### WHAT TO WORK ON
Please give back the listing exactly as it reads.

### GIVEN DATA
────────

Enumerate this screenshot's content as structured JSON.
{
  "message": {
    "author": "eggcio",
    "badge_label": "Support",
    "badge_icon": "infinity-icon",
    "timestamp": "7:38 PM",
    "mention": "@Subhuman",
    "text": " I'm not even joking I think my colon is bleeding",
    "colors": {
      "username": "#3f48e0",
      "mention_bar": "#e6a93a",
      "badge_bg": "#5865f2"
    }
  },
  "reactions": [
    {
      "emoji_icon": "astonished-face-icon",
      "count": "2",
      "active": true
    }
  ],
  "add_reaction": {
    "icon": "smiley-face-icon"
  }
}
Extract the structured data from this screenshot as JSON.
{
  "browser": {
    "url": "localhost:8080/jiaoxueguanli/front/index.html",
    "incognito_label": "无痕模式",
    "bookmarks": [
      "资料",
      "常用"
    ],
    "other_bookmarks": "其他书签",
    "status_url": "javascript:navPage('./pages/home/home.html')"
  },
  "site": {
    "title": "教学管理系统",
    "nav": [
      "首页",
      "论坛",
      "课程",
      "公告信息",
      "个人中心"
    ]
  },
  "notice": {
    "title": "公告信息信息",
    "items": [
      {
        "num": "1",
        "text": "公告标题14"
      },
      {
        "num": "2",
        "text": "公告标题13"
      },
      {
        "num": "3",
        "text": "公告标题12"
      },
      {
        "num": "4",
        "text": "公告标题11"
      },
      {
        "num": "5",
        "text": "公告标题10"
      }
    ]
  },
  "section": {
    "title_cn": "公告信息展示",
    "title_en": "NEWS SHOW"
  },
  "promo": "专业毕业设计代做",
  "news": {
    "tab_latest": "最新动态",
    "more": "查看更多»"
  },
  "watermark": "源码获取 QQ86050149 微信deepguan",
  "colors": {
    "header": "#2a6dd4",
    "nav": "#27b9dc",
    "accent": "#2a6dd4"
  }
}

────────

### PROBLEM SOLUTION
Enumerate this screenshot's content as structured JSON.
{
  "message": {
    "author": "eggcio",
    "badge_label": "Support",
    "badge_icon": "infinity-icon",
    "timestamp": "7:38 PM",
    "mention": "@Subhuman",
    "text": " I'm not even joking I think my colon is bleeding",
    "colors": {
      "username": "#3f48e0",
      "mention_bar": "#e6a93a",
      "badge_bg": "#5865f2"
    }
  },
  "reactions": [
    {
      "emoji_icon": "astonished-face-icon",
      "count": "2",
      "active": true
    }
  ],
  "add_reaction": {
    "icon": "smiley-face-icon"
  }
}
Extract the structured data from this screenshot as JSON.
{
  "browser": {
    "url": "localhost:8080/jiaoxueguanli/front/index.html",
    "incognito_label": "无痕模式",
    "bookmarks": [
      "资料",
      "常用"
    ],
    "other_bookmarks": "其他书签",
    "status_url": "javascript:navPage('./pages/home/home.html')"
  },
  "site": {
    "title": "教学管理系统",
    "nav": [
      "首页",
      "论坛",
      "课程",
      "公告信息",
      "个人中心"
    ]
  },
  "notice": {
    "title": "公告信息信息",
    "items": [
      {
        "num": "1",
        "text": "公告标题14"
      },
      {
        "num": "2",
        "text": "公告标题13"
      },
      {
        "num": "3",
        "text": "公告标题12"
      },
      {
        "num": "4",
        "text": "公告标题11"
      },
      {
        "num": "5",
        "text": "公告标题10"
      }
    ]
  },
  "section": {
    "title_cn": "公告信息展示",
    "title_en": "NEWS SHOW"
  },
  "promo": "专业毕业设计代做",
  "news": {
    "tab_latest": "最新动态",
    "more": "查看更多»"
  },
  "watermark": "源码获取 QQ86050149 微信deepguan",
  "colors": {
    "header": "#2a6dd4",
    "nav": "#27b9dc",
    "accent": "#2a6dd4"
  }
}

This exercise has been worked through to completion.